Adding Custom Fields to Model

Each data model contains fields (similar to data table and their respective columns). There are 3 types of fields:

  • Base Dimension: the "original" fields in your source data.
  • Custom Dimension: created by using non-aggregate functions to transform one or multiple dimensions.
  • Custom Measure: created by using aggregate functions (SUM, COUNT, etc)

Base Dimension

Base Dimensions are the "original" dimensions that you got when you first create your model. Think of this as, when you "load" your database table into a model, the table's columns become base dimensions.

Base dimensions can only be hidden, and cannot be removed via the UI.

Adding custom dimensions to data model

To extend on base dimension, you can create Custom Dimension by supplying a formula. Custom dimensions are created using SQL syntax with non-aggregate operations (e.g CASE WHEN, CONCAT(), field_a + field_b, etc)

For example, given a birth_date field, you can create custom dimension age to determine how old a user is.

Model users {
type: 'table'
label: 'Users'
table_name: 'public.users'
// .. other basic fields
dimension birth_date {
label: 'Birth Date'
type: 'datetime'
definition: @sql{{ birth_date }};;
dimension age {
label: 'Age'
type: 'number'
definition: @sql {{ date_part('year', current_date) -
date_part('year', {{ #THIS.birth_date }}) }};;

To add a custom dimension:

  1. Go to the model view UI, click Add -> Calculated Column,
  2. Input field name and SQL formula.
  3. Click Create, and a new column named will be created

calculated fields

I can also make use of my aforementioned fields by creating another field named Age Group based on their age:

calculated field


  • When you use Persistence setting, Custom Dimensions will not be persisted to the database.
  • You can use your SQL DB's equivalent of the CAST() operation in a custom dimension to create a new field with the new datatype.

Adding measures to data model

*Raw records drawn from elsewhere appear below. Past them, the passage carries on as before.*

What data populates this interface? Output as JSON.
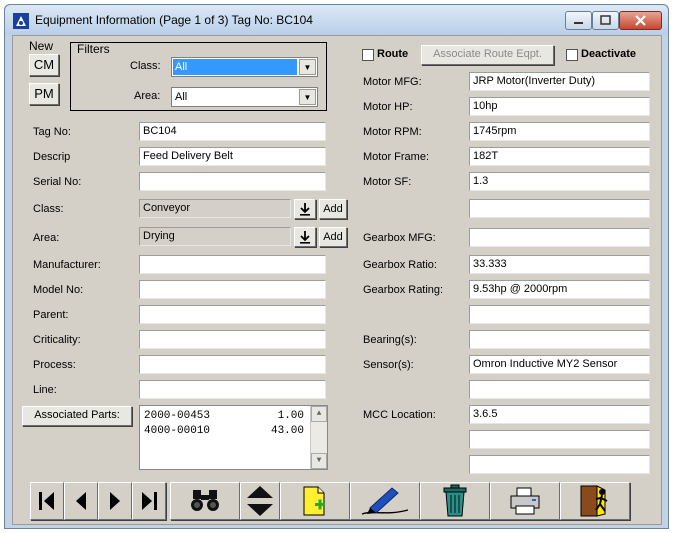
{
  "window": {
    "title": "Equipment Information (Page 1 of 3) Tag No: BC104"
  },
  "new_section": {
    "label": "New",
    "cm_label": "CM",
    "pm_label": "PM"
  },
  "filters": {
    "title": "Filters",
    "class_label": "Class:",
    "class_value": "All",
    "area_label": "Area:",
    "area_value": "All"
  },
  "left_fields": {
    "tag_no": {
      "label": "Tag No:",
      "value": "BC104"
    },
    "descrip": {
      "label": "Descrip",
      "value": "Feed Delivery Belt"
    },
    "serial_no": {
      "label": "Serial No:",
      "value": ""
    },
    "class": {
      "label": "Class:",
      "value": "Conveyor",
      "add_label": "Add"
    },
    "area": {
      "label": "Area:",
      "value": "Drying",
      "add_label": "Add"
    },
    "manufacturer": {
      "label": "Manufacturer:",
      "value": ""
    },
    "model_no": {
      "label": "Model No:",
      "value": ""
    },
    "parent": {
      "label": "Parent:",
      "value": ""
    },
    "criticality": {
      "label": "Criticality:",
      "value": ""
    },
    "process": {
      "label": "Process:",
      "value": ""
    },
    "line": {
      "label": "Line:",
      "value": ""
    }
  },
  "associated_parts": {
    "button_label": "Associated Parts:",
    "items": [
      {
        "part": "2000-00453",
        "qty": "1.00"
      },
      {
        "part": "4000-00010",
        "qty": "43.00"
      }
    ]
  },
  "route": {
    "route_label": "Route",
    "assoc_label": "Associate Route Eqpt.",
    "deactivate_label": "Deactivate"
  },
  "right_fields": {
    "motor_mfg": {
      "label": "Motor MFG:",
      "value": "JRP Motor(Inverter Duty)"
    },
    "motor_hp": {
      "label": "Motor HP:",
      "value": "10hp"
    },
    "motor_rpm": {
      "label": "Motor RPM:",
      "value": "1745rpm"
    },
    "motor_frame": {
      "label": "Motor Frame:",
      "value": "182T"
    },
    "motor_sf": {
      "label": "Motor SF:",
      "value": "1.3"
    },
    "blank1": {
      "value": ""
    },
    "gearbox_mfg": {
      "label": "Gearbox MFG:",
      "value": ""
    },
    "gearbox_ratio": {
      "label": "Gearbox Ratio:",
      "value": "33.333"
    },
    "gearbox_rating": {
      "label": "Gearbox Rating:",
      "value": "9.53hp @ 2000rpm"
    },
    "blank2": {
      "value": ""
    },
    "bearings": {
      "label": "Bearing(s):",
      "value": ""
    },
    "sensors": {
      "label": "Sensor(s):",
      "value": "Omron Inductive MY2 Sensor"
    },
    "blank3": {
      "value": ""
    },
    "mcc_location": {
      "label": "MCC Location:",
      "value": "3.6.5"
    },
    "blank4": {
      "value": ""
    },
    "blank5": {
      "value": ""
    }
  },
  "toolbar": {
    "icons": [
      "first-record-icon",
      "previous-record-icon",
      "next-record-icon",
      "last-record-icon",
      "binoculars-icon",
      "sort-icon",
      "new-record-icon",
      "edit-pen-icon",
      "trash-icon",
      "printer-icon",
      "exit-door-icon"
    ]
  },
  "colors": {
    "selection": "#3399ff",
    "client_bg": "#d4d0c8",
    "title_bar": "#c3d3e6"
  }
}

Measures are similar to Custom Dimension, except that they're created using only aggregate functions/operations. Think of Measure as the aggregate expression of your typical SQL statement.

Similarly, I can create a simple Measure on contestants model to count the number of winners:


Or something more interesting, like the average gift value of young winners (this will combine a base field Gift Price and the Age Group field I created earlier):